Problems We Identified
The site lacked consistent global navigation. On the home page, the header had three main sections: Individuals, Plan sponsors and Financial professionals. Once you clicked into any of these sections, the navigation changed to feature the three top level pages in the section.
the header on the home page
the header for the “individuals” section
The main drawback to this is approach is that it makes it difficult to switch sections. Once you are in a section, you have to return to the home page, by clicking the logo, to access a different section.
The Empower team weren’t that concerned with this because each section of the site represented one their key audiences. Actual users weren’t likely to need to switch between the sections. While this is true, I wanted to design a navigation scheme that was consistent, if possible.
The site used mega menus for navigation, but they didn’t perform very well. And due to the lack of consistent global navigation, the menus weren’t consistent either. You’d get a different set when you drilled into a the indidividuals section, or any of the other sections.
the individuals mega menu
the plan sponsors mega menu
the planning for your future mega menu, in the idividuals section
These menus looked and worked more like small pages. They had too much text, and too few links. They were difficult to scan.
Inflexible Navigation Pattern
Other than the text links, the only navigation used on the site were boxes that looked like this:
This wasn’t very flexible, and it was poorly designed or implemented. Only the “learn more” links were clickable. A better design would have made the whole box clickable, or at least the photo and headline.
Pages Without Useful Content
There were pages that had very little content other than these navigational “boxes”. The content inventory showed that these pages could be removed without losing any useful information.
site map, with pages to be removed highlighted
simplified site map
Both of these site maps are somewhat simplified. They don’t reflect the number of pages in each section, but show the change to the page hierarchy.
I developed twelve different navigational schemes, before we landed on the one we selected. Most of them we reviewed internally and discarded. We showed maybe five or six to Empower.
the new individuals mega menu
the new plan sponsors mega menu
Because of the poorly designed mega menus on the live site, the whole team, myself included, was somewhat reluctant to explore this approach. But once I was able to convince the team that a level of pages could be omitted, it became clear that this approach worked best.
For example, on the live site, there was a “Planning for your future” page. It had only a paragraph of text, and navigational boxes linking to the following pages:
- An Experience Focused On You
- Customized Retirement Strategy
- Planning Help
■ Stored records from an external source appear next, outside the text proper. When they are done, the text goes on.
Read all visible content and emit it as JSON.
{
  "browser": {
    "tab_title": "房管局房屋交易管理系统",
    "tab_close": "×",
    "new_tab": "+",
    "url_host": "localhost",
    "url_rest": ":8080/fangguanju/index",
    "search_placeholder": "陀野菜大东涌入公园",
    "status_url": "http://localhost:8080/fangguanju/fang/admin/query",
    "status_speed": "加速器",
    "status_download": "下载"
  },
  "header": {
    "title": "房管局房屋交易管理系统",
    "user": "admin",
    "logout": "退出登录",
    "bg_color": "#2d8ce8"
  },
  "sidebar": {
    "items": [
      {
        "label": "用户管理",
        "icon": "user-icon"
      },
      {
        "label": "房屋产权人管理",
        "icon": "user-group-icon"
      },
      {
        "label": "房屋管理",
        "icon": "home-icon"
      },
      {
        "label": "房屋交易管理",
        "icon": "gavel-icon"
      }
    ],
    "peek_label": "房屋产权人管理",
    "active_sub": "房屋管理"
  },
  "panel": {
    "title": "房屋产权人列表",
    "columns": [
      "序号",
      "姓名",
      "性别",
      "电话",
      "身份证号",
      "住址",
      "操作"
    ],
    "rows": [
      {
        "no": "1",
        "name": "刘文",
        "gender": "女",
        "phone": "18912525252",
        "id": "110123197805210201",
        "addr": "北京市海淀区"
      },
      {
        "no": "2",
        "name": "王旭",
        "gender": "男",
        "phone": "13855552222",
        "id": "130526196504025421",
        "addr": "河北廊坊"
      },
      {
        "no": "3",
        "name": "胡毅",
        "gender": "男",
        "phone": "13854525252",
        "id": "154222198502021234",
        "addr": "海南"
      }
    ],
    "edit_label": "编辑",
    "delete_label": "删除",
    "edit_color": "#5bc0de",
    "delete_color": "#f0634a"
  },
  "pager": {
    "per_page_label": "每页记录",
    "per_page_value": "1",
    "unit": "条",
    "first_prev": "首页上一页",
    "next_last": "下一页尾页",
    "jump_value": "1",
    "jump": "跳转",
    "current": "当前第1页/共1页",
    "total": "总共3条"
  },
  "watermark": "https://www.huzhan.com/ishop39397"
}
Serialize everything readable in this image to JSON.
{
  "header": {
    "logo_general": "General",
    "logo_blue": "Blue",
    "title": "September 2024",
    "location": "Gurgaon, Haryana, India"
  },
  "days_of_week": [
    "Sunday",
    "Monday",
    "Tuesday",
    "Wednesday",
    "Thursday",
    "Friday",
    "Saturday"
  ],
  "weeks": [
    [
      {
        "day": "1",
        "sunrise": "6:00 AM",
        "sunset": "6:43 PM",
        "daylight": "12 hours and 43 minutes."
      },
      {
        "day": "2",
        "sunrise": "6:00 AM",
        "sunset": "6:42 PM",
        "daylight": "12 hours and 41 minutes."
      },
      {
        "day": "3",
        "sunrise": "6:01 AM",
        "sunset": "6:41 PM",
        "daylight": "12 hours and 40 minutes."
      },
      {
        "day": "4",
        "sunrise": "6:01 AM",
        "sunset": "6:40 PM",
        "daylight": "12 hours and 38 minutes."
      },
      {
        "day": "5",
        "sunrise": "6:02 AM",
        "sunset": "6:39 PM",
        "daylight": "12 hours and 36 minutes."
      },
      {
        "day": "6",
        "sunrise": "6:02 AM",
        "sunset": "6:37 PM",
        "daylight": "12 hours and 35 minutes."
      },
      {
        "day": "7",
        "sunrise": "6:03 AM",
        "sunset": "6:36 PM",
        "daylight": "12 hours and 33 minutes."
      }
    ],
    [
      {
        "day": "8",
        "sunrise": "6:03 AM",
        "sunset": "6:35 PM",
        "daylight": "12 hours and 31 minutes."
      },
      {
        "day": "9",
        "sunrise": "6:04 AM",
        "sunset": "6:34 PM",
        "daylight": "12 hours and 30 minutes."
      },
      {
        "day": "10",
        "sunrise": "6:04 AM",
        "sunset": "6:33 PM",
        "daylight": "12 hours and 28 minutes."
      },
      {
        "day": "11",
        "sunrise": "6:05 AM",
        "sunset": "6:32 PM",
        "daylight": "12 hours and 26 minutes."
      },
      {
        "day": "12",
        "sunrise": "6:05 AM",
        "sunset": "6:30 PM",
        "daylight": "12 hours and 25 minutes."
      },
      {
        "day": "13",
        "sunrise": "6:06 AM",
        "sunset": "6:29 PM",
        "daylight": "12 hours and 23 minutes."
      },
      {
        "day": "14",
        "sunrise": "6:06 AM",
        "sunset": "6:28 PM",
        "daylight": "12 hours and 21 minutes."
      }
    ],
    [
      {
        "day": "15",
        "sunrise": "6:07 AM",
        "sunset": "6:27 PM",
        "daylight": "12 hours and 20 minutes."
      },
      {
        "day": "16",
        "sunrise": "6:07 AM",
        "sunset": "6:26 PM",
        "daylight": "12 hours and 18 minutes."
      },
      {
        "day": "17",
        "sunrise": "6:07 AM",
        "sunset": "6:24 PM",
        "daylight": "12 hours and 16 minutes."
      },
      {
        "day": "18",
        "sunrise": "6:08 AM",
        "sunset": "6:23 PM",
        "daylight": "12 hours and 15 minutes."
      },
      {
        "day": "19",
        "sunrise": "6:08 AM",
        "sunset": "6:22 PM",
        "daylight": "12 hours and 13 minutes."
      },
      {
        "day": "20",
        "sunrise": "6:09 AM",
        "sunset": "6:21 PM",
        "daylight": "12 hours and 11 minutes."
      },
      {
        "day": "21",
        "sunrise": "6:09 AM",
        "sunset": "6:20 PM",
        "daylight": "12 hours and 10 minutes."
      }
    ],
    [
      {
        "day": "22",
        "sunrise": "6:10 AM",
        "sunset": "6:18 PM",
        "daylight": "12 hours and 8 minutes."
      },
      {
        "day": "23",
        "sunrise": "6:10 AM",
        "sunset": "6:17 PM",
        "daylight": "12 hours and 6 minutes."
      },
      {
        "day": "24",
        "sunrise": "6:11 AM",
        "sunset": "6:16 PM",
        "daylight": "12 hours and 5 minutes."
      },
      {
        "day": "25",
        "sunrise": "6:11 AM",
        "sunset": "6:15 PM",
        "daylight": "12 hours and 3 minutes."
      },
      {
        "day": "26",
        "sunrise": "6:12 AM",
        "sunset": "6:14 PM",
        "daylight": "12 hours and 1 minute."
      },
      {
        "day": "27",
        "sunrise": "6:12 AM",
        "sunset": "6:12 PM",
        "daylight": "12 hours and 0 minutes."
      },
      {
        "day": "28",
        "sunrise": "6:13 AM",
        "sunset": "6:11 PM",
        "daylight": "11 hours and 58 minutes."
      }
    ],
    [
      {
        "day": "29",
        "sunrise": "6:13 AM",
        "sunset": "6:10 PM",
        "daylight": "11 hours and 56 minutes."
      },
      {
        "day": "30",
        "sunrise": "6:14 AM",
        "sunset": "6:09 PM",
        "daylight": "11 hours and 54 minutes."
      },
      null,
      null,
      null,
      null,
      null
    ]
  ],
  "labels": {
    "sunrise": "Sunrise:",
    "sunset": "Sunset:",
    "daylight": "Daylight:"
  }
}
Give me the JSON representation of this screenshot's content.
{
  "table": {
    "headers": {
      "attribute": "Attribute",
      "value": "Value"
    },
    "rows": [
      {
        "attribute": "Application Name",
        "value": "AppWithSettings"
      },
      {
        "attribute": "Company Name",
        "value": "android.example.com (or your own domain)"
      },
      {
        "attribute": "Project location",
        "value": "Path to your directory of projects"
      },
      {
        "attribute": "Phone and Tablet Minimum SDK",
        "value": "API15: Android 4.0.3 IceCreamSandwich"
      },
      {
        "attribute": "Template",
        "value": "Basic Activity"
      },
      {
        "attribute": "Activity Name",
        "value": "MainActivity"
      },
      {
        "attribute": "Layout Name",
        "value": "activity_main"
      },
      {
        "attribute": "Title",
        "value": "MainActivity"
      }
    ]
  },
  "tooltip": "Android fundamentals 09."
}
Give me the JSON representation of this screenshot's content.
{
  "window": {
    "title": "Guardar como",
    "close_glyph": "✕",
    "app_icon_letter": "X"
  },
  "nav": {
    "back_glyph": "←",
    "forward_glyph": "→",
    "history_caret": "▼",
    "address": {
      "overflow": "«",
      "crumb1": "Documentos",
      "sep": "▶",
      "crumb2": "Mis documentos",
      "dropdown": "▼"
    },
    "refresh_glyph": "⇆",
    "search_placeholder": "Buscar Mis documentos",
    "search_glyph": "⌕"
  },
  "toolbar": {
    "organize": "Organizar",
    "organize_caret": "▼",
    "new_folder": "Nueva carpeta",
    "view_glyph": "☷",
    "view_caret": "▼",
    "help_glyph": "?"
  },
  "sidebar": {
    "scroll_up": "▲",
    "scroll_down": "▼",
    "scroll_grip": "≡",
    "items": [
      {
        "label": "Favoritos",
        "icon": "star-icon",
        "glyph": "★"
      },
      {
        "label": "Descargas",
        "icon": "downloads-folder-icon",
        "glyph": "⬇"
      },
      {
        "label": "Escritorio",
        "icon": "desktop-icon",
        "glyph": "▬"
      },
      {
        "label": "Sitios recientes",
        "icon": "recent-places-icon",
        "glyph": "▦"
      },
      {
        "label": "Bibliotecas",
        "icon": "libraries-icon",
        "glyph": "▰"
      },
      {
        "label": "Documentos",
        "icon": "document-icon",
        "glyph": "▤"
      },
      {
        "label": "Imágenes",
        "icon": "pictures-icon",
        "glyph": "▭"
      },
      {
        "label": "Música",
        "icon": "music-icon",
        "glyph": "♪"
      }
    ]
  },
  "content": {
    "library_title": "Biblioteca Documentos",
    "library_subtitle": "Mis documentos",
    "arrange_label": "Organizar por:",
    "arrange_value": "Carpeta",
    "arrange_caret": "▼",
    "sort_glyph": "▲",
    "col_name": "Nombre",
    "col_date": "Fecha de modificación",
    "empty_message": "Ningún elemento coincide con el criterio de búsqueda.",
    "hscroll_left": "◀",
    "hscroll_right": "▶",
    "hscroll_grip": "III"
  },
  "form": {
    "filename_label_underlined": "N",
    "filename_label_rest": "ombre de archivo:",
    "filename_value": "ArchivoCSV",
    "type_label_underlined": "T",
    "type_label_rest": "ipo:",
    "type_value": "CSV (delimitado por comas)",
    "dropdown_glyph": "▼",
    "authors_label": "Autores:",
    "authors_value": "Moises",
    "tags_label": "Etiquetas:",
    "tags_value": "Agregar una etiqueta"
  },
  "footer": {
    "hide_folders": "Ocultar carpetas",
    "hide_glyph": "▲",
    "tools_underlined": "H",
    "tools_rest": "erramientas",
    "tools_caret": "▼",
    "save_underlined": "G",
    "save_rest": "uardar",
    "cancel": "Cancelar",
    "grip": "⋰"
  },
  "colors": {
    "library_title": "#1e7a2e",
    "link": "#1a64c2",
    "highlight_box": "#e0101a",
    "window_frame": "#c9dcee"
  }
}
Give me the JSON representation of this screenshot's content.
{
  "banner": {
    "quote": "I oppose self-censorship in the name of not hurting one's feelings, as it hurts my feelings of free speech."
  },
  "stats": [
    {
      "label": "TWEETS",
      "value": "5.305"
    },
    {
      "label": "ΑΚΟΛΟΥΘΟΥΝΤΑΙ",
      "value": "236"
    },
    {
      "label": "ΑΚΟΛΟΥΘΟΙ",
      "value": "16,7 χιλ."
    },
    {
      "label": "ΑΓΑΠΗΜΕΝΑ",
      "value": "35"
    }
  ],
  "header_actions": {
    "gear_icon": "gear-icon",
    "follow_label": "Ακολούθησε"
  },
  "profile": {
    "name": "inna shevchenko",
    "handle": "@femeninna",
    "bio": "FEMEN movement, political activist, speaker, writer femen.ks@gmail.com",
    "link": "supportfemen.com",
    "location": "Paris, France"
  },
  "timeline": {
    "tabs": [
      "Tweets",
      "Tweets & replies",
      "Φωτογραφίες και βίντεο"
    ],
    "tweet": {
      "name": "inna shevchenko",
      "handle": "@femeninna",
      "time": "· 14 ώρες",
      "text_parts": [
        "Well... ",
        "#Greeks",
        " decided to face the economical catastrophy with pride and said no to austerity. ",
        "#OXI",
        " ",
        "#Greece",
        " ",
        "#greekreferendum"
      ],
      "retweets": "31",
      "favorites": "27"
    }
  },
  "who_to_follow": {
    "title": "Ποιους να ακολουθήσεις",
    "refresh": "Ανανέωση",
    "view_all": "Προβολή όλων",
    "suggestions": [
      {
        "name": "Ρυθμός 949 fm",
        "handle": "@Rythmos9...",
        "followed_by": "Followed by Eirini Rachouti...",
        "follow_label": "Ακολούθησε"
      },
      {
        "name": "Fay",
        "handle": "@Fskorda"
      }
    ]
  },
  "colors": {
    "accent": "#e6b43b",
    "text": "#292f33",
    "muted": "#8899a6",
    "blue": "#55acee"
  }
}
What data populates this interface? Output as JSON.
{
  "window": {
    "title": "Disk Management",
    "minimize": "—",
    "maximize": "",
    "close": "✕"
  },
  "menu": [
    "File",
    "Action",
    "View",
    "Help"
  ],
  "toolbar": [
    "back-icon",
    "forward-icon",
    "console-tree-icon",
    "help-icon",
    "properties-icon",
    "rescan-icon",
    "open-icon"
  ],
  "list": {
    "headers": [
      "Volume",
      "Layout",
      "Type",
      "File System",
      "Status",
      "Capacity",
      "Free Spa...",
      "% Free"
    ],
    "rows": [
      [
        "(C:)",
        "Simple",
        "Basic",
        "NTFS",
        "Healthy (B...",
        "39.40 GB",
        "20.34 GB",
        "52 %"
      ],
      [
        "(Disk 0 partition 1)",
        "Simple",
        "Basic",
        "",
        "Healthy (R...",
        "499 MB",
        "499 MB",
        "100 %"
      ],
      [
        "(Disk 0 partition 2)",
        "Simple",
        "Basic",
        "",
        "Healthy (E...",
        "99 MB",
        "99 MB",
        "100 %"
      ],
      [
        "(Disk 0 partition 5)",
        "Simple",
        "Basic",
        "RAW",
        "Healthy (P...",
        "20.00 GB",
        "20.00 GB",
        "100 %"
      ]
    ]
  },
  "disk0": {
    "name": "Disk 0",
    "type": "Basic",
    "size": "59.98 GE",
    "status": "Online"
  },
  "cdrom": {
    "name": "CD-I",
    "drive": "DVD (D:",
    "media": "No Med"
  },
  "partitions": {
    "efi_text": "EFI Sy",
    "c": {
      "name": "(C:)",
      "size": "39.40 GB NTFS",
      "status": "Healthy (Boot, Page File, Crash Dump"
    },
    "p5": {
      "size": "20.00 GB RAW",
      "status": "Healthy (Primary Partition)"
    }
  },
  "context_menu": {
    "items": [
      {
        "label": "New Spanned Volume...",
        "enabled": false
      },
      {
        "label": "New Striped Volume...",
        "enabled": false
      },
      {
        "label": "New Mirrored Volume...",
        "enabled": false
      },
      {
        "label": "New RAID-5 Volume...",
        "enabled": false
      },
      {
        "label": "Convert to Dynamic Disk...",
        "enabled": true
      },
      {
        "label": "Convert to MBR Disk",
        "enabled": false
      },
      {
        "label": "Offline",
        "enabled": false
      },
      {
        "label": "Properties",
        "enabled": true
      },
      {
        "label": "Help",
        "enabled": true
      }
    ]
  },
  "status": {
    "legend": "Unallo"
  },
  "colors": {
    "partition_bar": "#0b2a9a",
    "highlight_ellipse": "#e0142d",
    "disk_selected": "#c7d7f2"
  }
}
Mega menus allowed us to omit the “Planning for your future” page. It was replaced by the header “Your Retirement Plan” in the menu, followed by links to the pages with useful content.
the sub-nav for the “Your Retirement Plan” subsection
We added sub-navigation to the “leaf” pages of each section. This makes it easy to explore a subsection of the site, without having to open the mega menu. This was one of the problems that the Empower team were keen to solve. On the live site, with it’s hub and spoke design, users had to go back to the previous page, one level up the hierarchy to accomplish the same task. In combination with the mega menu the sub-naviagtion provides a “bet and suspenders” solution, allowing users to easily explore a subsection of the site.